### ASSIGNMENT
Show every line below where "spline" can be found.

BEGIN DATA FOR ANALYSIS

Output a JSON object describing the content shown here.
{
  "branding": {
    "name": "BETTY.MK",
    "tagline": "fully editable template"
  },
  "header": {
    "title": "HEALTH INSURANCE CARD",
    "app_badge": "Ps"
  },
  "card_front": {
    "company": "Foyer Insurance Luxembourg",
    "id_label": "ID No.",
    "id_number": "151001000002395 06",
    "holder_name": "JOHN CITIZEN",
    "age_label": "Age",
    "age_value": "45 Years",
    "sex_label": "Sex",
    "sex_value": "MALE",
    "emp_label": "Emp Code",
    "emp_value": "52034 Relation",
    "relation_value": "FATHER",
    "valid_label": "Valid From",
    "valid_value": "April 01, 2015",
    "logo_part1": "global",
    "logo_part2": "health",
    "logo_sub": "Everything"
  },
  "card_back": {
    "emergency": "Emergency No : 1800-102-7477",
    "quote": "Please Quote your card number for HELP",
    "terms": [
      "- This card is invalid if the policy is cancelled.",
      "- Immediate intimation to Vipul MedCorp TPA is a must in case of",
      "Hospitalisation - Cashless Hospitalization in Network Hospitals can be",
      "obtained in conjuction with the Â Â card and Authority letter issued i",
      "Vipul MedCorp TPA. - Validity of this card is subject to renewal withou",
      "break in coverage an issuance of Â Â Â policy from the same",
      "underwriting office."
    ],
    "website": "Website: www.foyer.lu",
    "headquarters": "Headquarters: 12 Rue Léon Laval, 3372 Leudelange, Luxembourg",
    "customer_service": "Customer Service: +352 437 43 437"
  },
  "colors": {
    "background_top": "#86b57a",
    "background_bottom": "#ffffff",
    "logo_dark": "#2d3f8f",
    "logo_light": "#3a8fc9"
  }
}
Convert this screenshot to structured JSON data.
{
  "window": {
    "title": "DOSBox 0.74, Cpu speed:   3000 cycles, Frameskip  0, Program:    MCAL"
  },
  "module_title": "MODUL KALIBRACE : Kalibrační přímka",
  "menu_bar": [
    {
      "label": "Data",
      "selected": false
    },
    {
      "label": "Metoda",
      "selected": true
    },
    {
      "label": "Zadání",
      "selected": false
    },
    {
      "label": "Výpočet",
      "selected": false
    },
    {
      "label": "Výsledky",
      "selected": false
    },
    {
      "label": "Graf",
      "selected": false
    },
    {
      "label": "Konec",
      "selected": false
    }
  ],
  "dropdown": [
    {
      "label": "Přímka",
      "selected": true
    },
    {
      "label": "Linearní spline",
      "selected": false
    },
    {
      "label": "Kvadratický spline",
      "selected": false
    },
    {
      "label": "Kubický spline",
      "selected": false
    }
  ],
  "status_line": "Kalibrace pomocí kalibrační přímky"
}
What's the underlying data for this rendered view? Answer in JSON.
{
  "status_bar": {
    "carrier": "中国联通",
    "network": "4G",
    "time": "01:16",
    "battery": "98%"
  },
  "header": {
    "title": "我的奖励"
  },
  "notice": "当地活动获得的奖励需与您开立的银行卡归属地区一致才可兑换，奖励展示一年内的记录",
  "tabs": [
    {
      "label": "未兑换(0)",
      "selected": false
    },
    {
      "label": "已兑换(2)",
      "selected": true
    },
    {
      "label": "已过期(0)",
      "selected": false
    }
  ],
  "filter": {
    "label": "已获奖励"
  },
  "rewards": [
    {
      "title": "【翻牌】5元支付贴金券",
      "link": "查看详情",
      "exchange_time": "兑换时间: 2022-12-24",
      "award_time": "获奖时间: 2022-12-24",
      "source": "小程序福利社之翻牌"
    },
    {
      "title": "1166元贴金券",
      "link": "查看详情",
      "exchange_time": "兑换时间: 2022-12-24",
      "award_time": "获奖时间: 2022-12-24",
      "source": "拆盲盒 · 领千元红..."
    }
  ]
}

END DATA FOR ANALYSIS

### ANSWER TO THE PROBLEM
      "label": "Linearní spline",
      "label": "Kvadratický spline",
      "label": "Kubický spline",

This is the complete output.